Lattice-based cryptography derives its security from the related problems of finding a short vector in a lattice or finding a lattice vector that is close to a target vector not in the lattice. These systems are fairly well-studied in cryptologic literature, and analysis suggests that these systems can be secure when well-parameterized. We agree with the NIST assessment, documented in NISTIR 8309: Status Report on the Second Round of the NIST Post-Quantum Cryptography Standardization Process, that these are among the most efficient post-quantum designs. Based on their history of analysis and implementation efforts, NSA CSD expects that a NIST-candidate lattice-based signature and a NIST-candidate lattice-based key encapsulation mechanism will be approved for NSS.
Hash-based signatures are based on the well-understood security of inverting a hash function. These systems are also fairly well-studied in cryptologic literature, and analysis suggests that these systems can be secure when well-parameterized. However, the stateful versions have a limited number of allowable signatures per public key and require the signer to maintain an internal state. Because of this, they are not suitable for all applications. NSA CSD expects that the stateful signatures LMS and XMSS will be standardized by NIST in NIST SP 800-208 and approved for NSS solutions for certain niche applications where maintaining state is not a problem.

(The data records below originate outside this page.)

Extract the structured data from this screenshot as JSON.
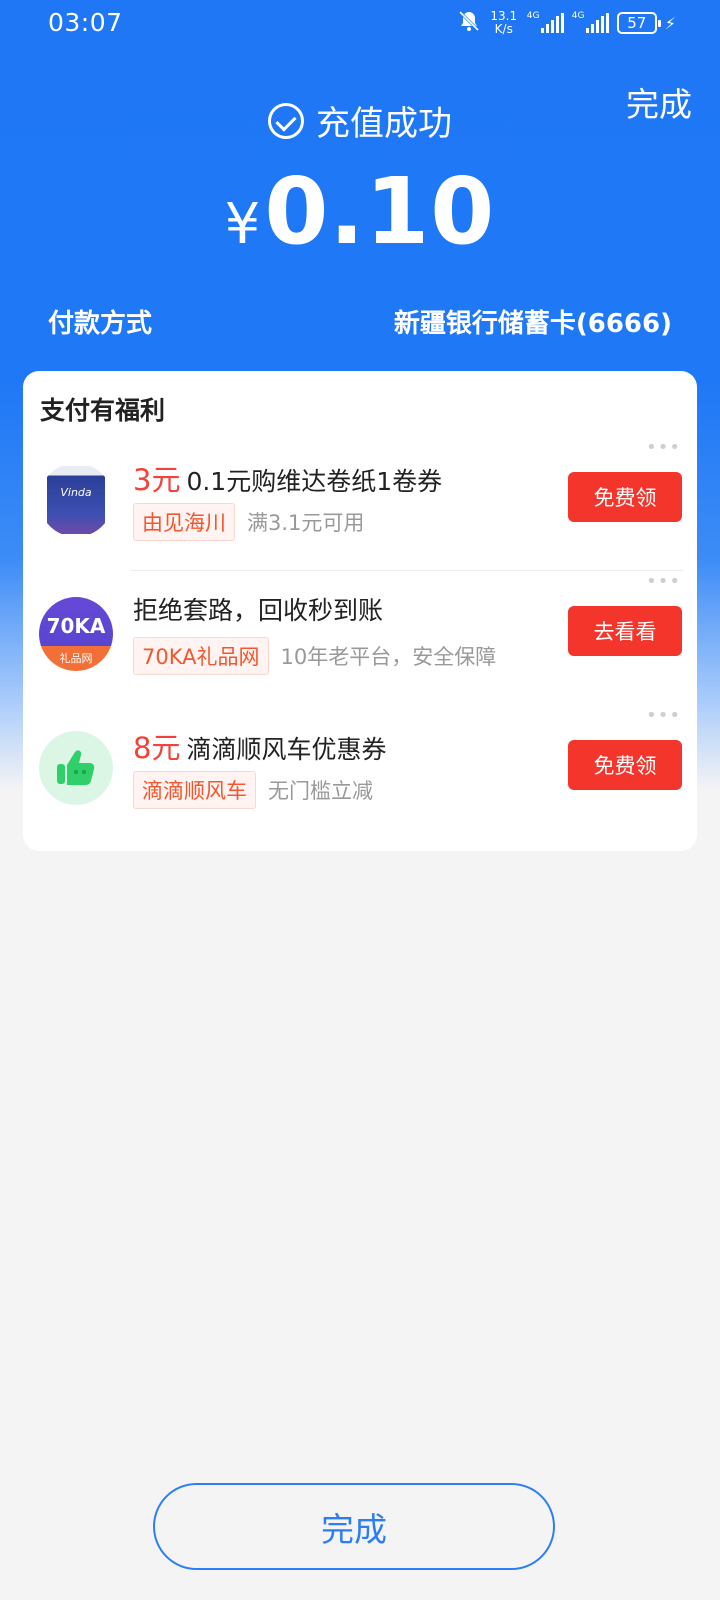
{
  "status_bar": {
    "time": "03:07",
    "net_speed_value": "13.1",
    "net_speed_unit": "K/s",
    "signal_tag": "4G",
    "battery": "57",
    "icons": [
      "bell-muted-icon",
      "signal-icon",
      "battery-icon",
      "charging-icon"
    ]
  },
  "header": {
    "done_label": "完成",
    "success_text": "充值成功",
    "currency": "¥",
    "amount": "0.10"
  },
  "payment": {
    "label": "付款方式",
    "value": "新疆银行储蓄卡(6666)"
  },
  "benefits": {
    "title": "支付有福利",
    "items": [
      {
        "price": "3元",
        "title": "0.1元购维达卷纸1卷券",
        "chip": "由见海川",
        "note": "满3.1元可用",
        "button": "免费领",
        "logo_text": "Vinda",
        "icon": "toilet-paper-icon"
      },
      {
        "price": "",
        "title": "拒绝套路，回收秒到账",
        "chip": "70KA礼品网",
        "note": "10年老平台，安全保障",
        "button": "去看看",
        "logo_text": "70KA",
        "logo_sub": "礼品网",
        "icon": "70ka-logo-icon"
      },
      {
        "price": "8元",
        "title": "滴滴顺风车优惠券",
        "chip": "滴滴顺风车",
        "note": "无门槛立减",
        "button": "免费领",
        "icon": "thumbs-up-icon"
      }
    ]
  },
  "footer": {
    "done_label": "完成"
  },
  "colors": {
    "primary_blue": "#1f77f6",
    "button_red": "#f3352c",
    "price_red": "#f2423a",
    "chip_orange": "#f2572f"
  }
}
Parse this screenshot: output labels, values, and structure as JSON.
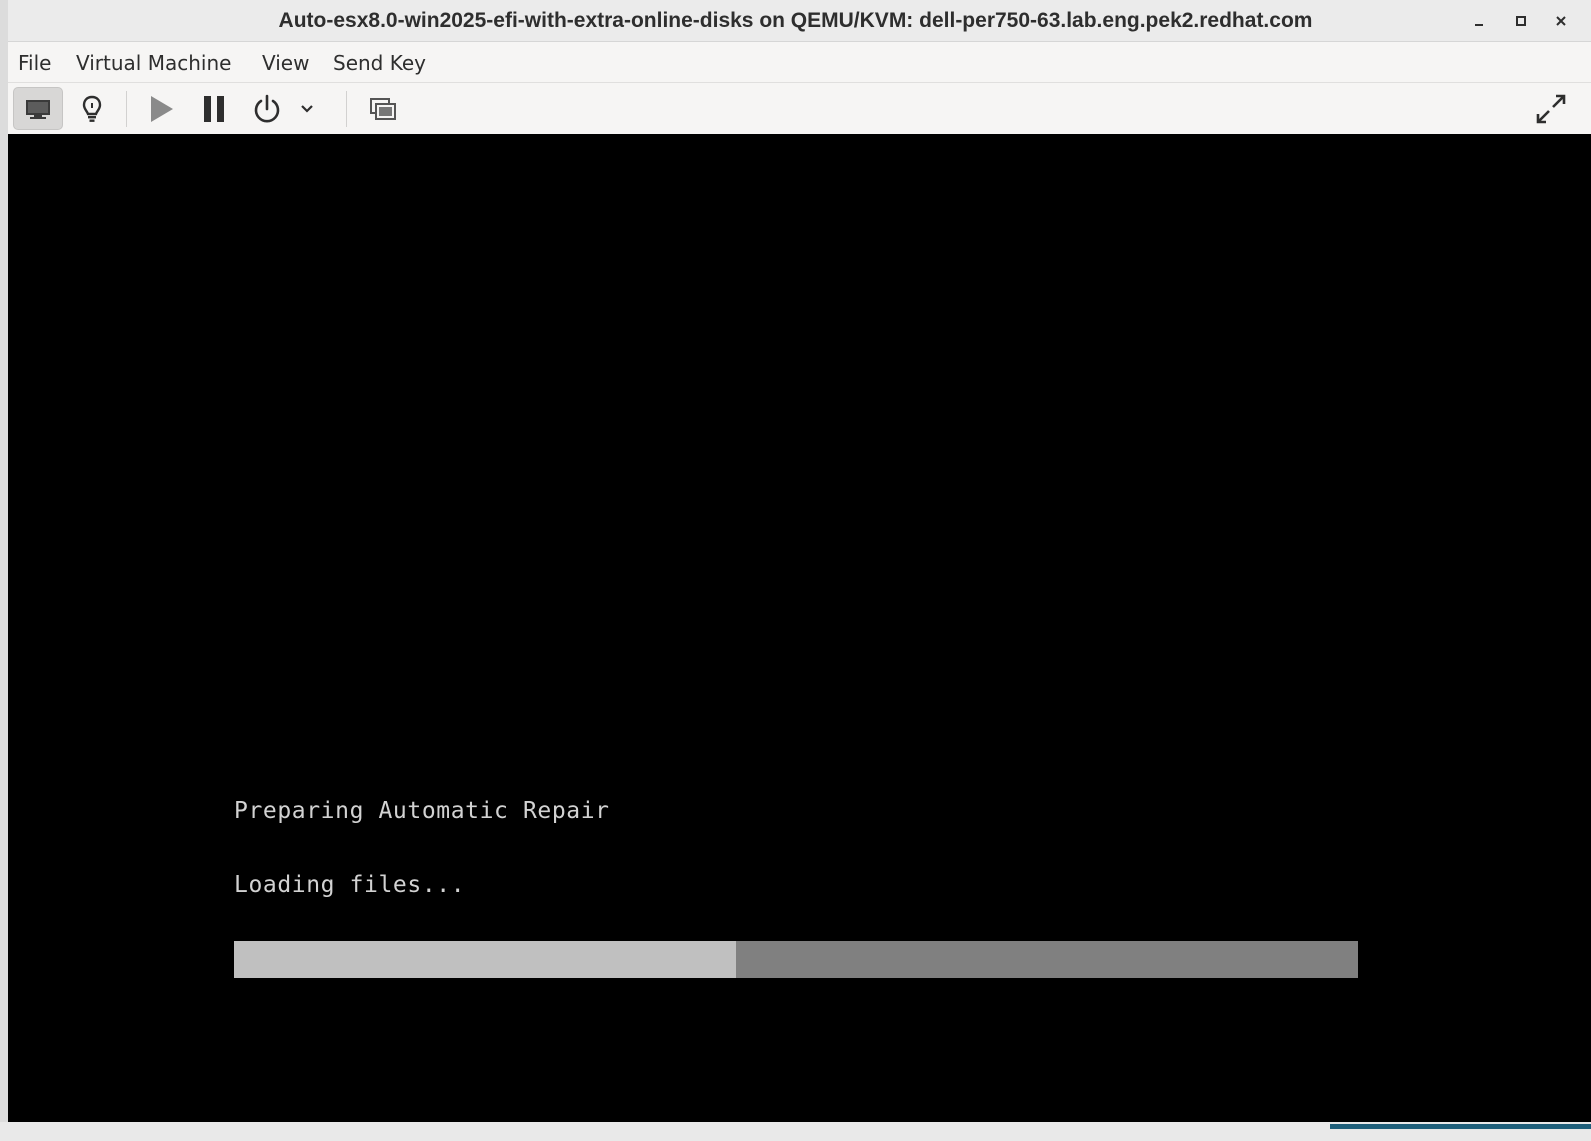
{
  "window": {
    "title": "Auto-esx8.0-win2025-efi-with-extra-online-disks on QEMU/KVM: dell-per750-63.lab.eng.pek2.redhat.com",
    "controls": [
      "minimize-icon",
      "maximize-icon",
      "close-icon"
    ]
  },
  "menubar": {
    "items": [
      {
        "label": "File"
      },
      {
        "label": "Virtual Machine"
      },
      {
        "label": "View"
      },
      {
        "label": "Send Key"
      }
    ]
  },
  "toolbar": {
    "buttons": [
      {
        "icon": "monitor-icon",
        "active": true
      },
      {
        "icon": "lightbulb-icon",
        "active": false
      },
      {
        "icon": "play-icon",
        "active": false
      },
      {
        "icon": "pause-icon",
        "active": false
      },
      {
        "icon": "power-icon",
        "active": false
      },
      {
        "icon": "chevron-down-icon",
        "active": false
      },
      {
        "icon": "snapshots-icon",
        "active": false
      },
      {
        "icon": "fullscreen-icon",
        "active": false
      }
    ]
  },
  "console": {
    "line1": "Preparing Automatic Repair",
    "line2": "Loading files...",
    "progress_fraction": 0.447,
    "colors": {
      "background": "#000000",
      "text": "#d2d2d2",
      "progress_fill": "#c0c0c0",
      "progress_track": "#808080"
    }
  }
}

At the present time, NSA CSD does not anticipate the need to approve other post-quantum cryptographic technologies for NSS usage, but recognizes circumstances could change going forward. A variety of factors—including confidence in security and performance, interoperability, systems engineering, budgeting, procurement, and other requirements—could affect such decisions.